Exercise material
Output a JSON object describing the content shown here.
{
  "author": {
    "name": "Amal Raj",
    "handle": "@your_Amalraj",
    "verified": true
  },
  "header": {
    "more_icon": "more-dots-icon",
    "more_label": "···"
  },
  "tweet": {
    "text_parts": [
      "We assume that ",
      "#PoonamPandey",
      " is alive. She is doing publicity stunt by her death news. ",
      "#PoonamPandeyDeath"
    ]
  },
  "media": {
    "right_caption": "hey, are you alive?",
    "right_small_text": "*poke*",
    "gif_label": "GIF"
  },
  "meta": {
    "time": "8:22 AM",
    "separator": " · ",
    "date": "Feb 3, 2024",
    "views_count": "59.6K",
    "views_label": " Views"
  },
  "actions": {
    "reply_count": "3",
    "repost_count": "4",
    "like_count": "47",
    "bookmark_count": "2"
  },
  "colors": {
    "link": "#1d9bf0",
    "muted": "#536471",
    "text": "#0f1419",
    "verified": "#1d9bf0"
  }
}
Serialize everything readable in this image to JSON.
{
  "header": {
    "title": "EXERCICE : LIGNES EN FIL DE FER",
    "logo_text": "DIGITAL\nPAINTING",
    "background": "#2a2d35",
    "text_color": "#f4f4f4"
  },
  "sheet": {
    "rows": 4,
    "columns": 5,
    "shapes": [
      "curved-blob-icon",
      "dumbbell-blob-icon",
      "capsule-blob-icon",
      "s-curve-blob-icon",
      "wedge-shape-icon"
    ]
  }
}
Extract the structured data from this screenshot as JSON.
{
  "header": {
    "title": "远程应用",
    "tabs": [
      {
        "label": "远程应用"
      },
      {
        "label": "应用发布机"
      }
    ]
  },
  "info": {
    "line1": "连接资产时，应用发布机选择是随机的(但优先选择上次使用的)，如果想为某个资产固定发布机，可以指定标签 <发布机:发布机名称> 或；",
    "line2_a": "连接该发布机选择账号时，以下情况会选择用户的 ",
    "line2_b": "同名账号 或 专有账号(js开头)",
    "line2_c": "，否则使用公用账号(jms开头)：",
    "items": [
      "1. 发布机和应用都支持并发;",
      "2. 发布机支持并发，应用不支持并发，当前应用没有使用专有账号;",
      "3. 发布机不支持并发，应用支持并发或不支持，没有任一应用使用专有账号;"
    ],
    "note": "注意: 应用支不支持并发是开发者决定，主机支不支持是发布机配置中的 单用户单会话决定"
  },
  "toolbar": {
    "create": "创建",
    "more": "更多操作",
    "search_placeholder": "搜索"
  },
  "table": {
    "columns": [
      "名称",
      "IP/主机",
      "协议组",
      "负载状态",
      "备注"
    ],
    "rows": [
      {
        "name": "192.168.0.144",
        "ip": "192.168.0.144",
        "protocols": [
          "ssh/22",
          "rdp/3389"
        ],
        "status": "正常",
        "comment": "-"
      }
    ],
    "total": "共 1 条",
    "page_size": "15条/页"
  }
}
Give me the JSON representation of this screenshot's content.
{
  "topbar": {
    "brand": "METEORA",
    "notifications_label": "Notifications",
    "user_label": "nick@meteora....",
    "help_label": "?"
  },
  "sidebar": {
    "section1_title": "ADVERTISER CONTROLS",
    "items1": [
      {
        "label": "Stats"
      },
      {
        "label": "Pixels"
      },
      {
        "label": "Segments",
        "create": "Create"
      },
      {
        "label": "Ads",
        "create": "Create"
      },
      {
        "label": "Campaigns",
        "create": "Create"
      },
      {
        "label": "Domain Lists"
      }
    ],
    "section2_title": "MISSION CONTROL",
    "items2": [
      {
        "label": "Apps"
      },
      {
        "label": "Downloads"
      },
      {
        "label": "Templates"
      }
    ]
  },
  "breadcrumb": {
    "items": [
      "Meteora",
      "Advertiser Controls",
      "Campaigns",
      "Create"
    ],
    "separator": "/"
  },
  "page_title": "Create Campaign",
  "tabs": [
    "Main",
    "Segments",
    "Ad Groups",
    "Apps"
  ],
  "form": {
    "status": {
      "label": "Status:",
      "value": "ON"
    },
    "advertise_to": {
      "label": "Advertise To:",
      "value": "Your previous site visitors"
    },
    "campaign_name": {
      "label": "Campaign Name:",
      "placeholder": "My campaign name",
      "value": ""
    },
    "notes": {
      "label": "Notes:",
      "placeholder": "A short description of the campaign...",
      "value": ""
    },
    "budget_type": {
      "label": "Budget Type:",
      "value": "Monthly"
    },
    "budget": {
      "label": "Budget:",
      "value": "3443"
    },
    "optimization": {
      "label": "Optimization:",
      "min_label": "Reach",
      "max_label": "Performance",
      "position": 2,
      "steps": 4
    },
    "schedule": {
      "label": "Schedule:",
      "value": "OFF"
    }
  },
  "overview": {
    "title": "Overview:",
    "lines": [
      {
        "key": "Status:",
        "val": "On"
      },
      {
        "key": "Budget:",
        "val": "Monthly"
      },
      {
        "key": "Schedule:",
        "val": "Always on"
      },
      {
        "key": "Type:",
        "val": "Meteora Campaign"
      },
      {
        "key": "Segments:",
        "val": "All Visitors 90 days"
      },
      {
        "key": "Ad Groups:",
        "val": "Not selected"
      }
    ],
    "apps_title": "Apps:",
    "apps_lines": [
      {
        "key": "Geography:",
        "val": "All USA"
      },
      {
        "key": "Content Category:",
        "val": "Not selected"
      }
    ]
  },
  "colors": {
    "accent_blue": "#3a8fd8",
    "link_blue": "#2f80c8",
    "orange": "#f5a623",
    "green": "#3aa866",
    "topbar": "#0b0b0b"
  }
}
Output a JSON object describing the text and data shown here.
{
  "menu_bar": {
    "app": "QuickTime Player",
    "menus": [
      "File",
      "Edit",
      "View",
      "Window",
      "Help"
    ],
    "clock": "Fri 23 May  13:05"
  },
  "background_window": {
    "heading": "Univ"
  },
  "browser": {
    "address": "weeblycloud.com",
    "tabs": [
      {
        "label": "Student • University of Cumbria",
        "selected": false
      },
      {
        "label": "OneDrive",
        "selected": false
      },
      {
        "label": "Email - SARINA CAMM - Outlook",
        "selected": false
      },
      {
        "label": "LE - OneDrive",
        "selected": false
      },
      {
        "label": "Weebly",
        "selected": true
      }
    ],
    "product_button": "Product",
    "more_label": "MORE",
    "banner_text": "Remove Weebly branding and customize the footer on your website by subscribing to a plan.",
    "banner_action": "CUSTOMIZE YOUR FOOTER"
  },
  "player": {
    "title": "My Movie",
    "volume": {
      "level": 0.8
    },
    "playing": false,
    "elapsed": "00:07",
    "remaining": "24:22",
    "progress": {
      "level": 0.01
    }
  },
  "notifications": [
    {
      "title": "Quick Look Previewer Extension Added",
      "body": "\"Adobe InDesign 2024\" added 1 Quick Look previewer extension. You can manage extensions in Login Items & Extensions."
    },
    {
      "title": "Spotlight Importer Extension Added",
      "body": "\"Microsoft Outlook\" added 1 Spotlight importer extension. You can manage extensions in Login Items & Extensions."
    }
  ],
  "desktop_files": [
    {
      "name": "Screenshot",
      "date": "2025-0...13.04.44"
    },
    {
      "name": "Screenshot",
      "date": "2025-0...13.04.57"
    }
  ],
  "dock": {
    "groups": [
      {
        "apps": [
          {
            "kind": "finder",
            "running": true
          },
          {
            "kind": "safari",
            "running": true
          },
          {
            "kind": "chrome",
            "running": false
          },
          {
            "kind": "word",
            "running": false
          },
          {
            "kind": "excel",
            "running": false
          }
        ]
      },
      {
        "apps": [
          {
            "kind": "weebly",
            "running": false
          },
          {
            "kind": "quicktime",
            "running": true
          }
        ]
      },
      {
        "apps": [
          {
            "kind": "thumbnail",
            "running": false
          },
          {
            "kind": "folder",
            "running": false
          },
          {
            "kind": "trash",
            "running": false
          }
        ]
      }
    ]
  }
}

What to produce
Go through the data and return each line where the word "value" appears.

Answer to the problem
      "value": "ON"
      "value": "Your previous site visitors"
      "value": ""
      "value": ""
      "value": "Monthly"
      "value": "3443"
      "value": "OFF"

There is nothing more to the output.